St Mary, Denver
Denver is located in Norfolk
Location within Norfolk
Area10.82 km2 (4.18 sq mi)
Population890 (2011 census)
• Density82/km2 (210/sq mi)
OS grid referenceTF613016
Civil parish
  • Denver
Shire county
Sovereign stateUnited Kingdom
Postcode districtPE38
AmbulanceEast of England
UK Parliament
List of places
52°35′18″N 0°22′47″E / 52.58827°N 0.37959°E / 52.58827; 0.37959Coordinates: 52°35′18″N 0°22′47″E / 52.58827°N 0.37959°E / 52.58827; 0.37959

Denver is a village and civil parish in the English county of Norfolk. It is on the River Great Ouse, approximately 1 mile (2 km) south of the small town of Downham Market, 14 miles (22 km) south of the larger town of King's Lynn, and 37 miles (60 km) west of the city of Norwich.[1][2]


The civil parish has an area of 10.82 km² and in the 2001 census had a population of 847 in 358 households, the population increasing to 890 at the 2011 Census.[3] For the purposes of local government, the parish falls within the district of King's Lynn and West Norfolk.[4]

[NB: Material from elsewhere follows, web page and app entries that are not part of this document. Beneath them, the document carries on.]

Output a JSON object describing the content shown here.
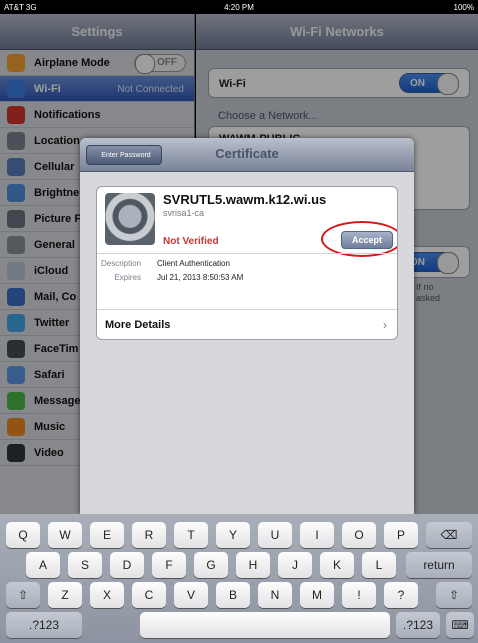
{
  "status_bar": {
    "carrier": "AT&T 3G",
    "time": "4:20 PM",
    "battery": "100%"
  },
  "settings": {
    "title": "Settings",
    "items": [
      {
        "label": "Airplane Mode",
        "value": "OFF",
        "icon": "airplane-icon",
        "color": "#f0a030"
      },
      {
        "label": "Wi-Fi",
        "value": "Not Connected",
        "icon": "wifi-icon",
        "color": "#3b7de0",
        "selected": true
      },
      {
        "label": "Notifications",
        "icon": "notifications-icon",
        "color": "#d0342c"
      },
      {
        "label": "Location",
        "icon": "location-icon",
        "color": "#7a8290"
      },
      {
        "label": "Cellular",
        "icon": "cellular-icon",
        "color": "#5a7bb8"
      },
      {
        "label": "Brightne",
        "icon": "brightness-icon",
        "color": "#4f8fd9"
      },
      {
        "label": "Picture F",
        "icon": "picture-frame-icon",
        "color": "#6c7380"
      },
      {
        "label": "General",
        "icon": "general-icon",
        "color": "#8a8f98"
      },
      {
        "label": "iCloud",
        "icon": "icloud-icon",
        "color": "#b9c3d2"
      },
      {
        "label": "Mail, Co",
        "icon": "mail-icon",
        "color": "#3d6fc6"
      },
      {
        "label": "Twitter",
        "icon": "twitter-icon",
        "color": "#40a6e6"
      },
      {
        "label": "FaceTim",
        "icon": "facetime-icon",
        "color": "#444c56"
      },
      {
        "label": "Safari",
        "icon": "safari-icon",
        "color": "#5b96e2"
      },
      {
        "label": "Message",
        "icon": "messages-icon",
        "color": "#49b649"
      },
      {
        "label": "Music",
        "icon": "music-icon",
        "color": "#e88a1e"
      },
      {
        "label": "Video",
        "icon": "video-icon",
        "color": "#2f343b"
      }
    ]
  },
  "wifi_networks": {
    "title": "Wi-Fi Networks",
    "wifi_label": "Wi-Fi",
    "wifi_toggle": "ON",
    "choose_label": "Choose a Network...",
    "network_1": "WAWM-PUBLIC",
    "ask_toggle": "ON",
    "ask_text_1": "If no",
    "ask_text_2": "asked"
  },
  "certificate_dialog": {
    "back_label": "Enter Password",
    "title": "Certificate",
    "cert_name": "SVRUTL5.wawm.k12.wi.us",
    "issuer": "svrisa1-ca",
    "status": "Not Verified",
    "accept_label": "Accept",
    "description_key": "Description",
    "description_value": "Client Authentication",
    "expires_key": "Expires",
    "expires_value": "Jul 21, 2013 8:50:53 AM",
    "more_details": "More Details"
  },
  "keyboard": {
    "row1": [
      "Q",
      "W",
      "E",
      "R",
      "T",
      "Y",
      "U",
      "I",
      "O",
      "P"
    ],
    "row2": [
      "A",
      "S",
      "D",
      "F",
      "G",
      "H",
      "J",
      "K",
      "L"
    ],
    "row3": [
      "Z",
      "X",
      "C",
      "V",
      "B",
      "N",
      "M",
      "!",
      "?"
    ],
    "return_label": "return",
    "mode_label": ".?123"
  }
}
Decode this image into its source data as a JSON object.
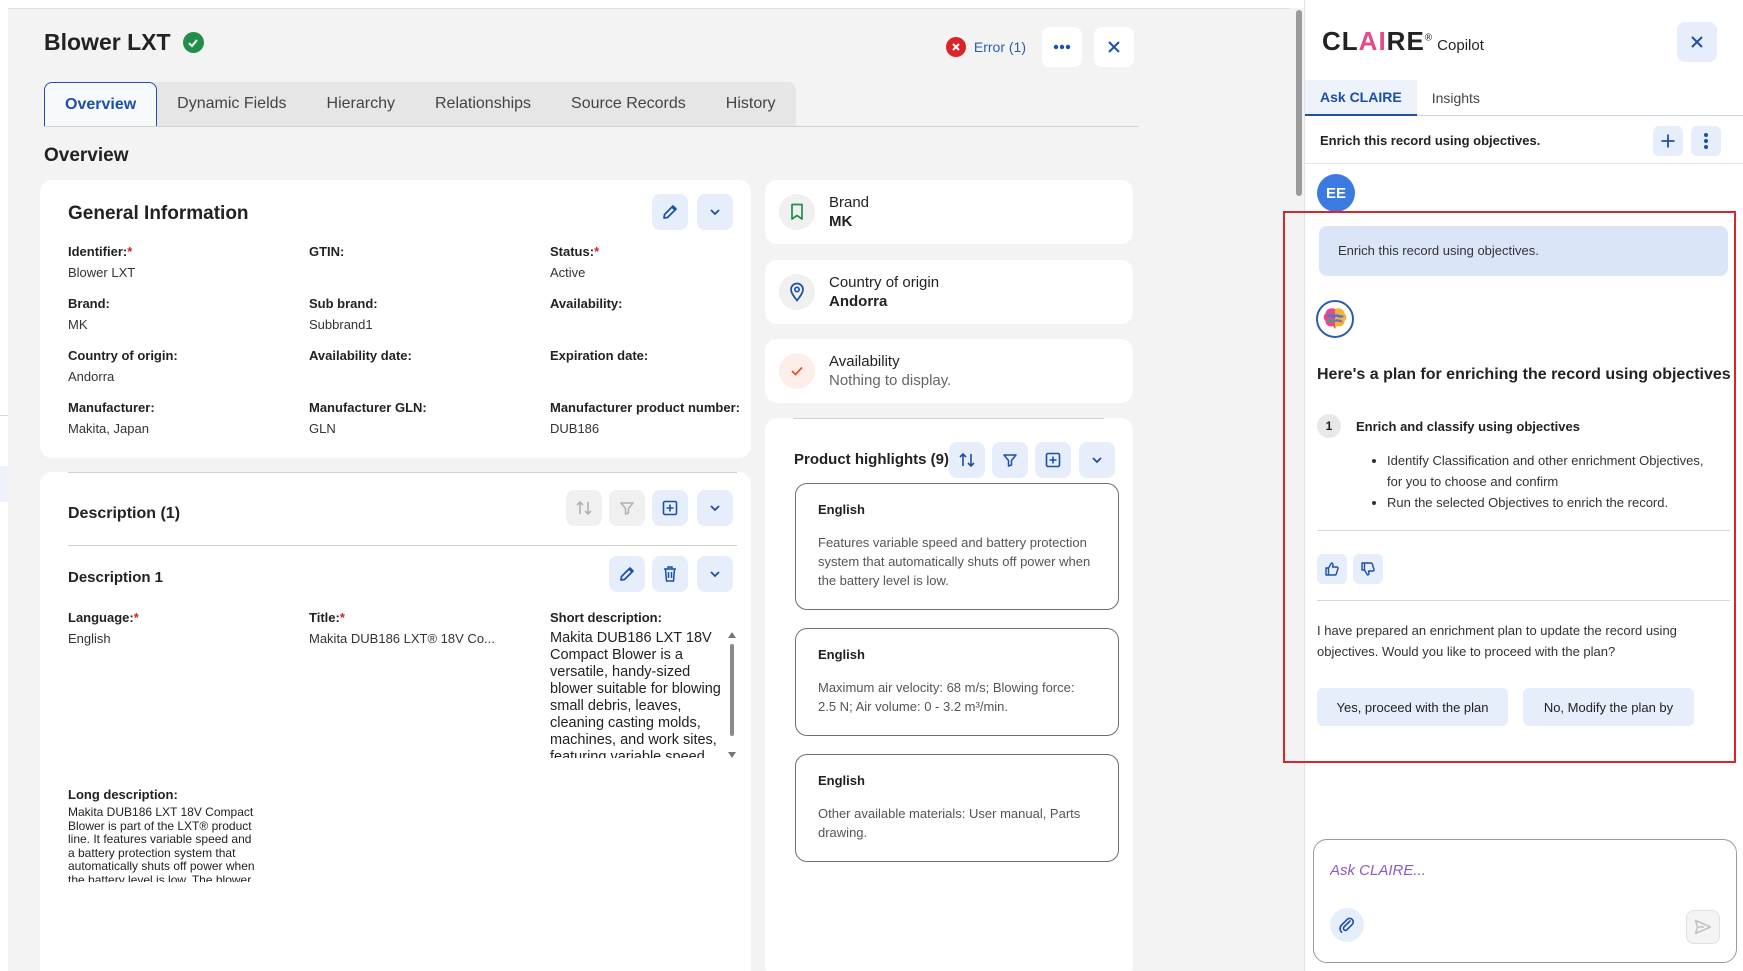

In 1651 the first sluice was built across the river at Denver, by Cornelius Vermuyden, although it had to be rebuilt after bursting in 1713. The sluices play a major role in the drainage of the fens, being at the confluence of five watercourses. The area is now enjoyed by many tourists, and Denver Sluice is the home of West Norfolk Rowing Club and Denver Sailing Club.

Denver is home to a fully restored 19th-century windmill, and lies on the path of the Roman Fen Causeway. Captain George Manby, the inventor, was born in the village in 1765, and a plaque commemorating this can be found at his birthplace.

Its name came from Anglo-Saxon Dena fær = "the ford or passage of the Danes", referring to Viking invasions.

The fictional place Duke's Denver, the family seat of the Duke of Denver, brother of Lord Peter Wimsey in the novels of Dorothy L. Sayers, is also in Norfolk, but it is supposed to be situated several miles to the east of Denver village.

The American city of Denver, Colorado is not directly named after this English village, but after the 19th-century American politician James W. Denver; his name might, however, be ultimately connected to the Norfolk village.[5]

See also[edit]


  1. ^ Ordnance Survey (1999). OS Explorer Map 236 - King's Lynn, Downham Market & Swaffham. ISBN 0-319-21867-8.
  2. ^ Ordnance Survey (1999). OS Explorer Map 228 - March & Ely. ISBN 0-319-21860-0.
  3. ^ "Parish population 2011". Retrieved 26 August 2015.
  4. ^ Office for National Statistics & Norfolk County Council (2001). Census population and household counts for unparished urban areas and all parishes. Retrieved December 2, 2005.
  5. ^;page=ssd;view=plaintext;seq=23

External links[edit]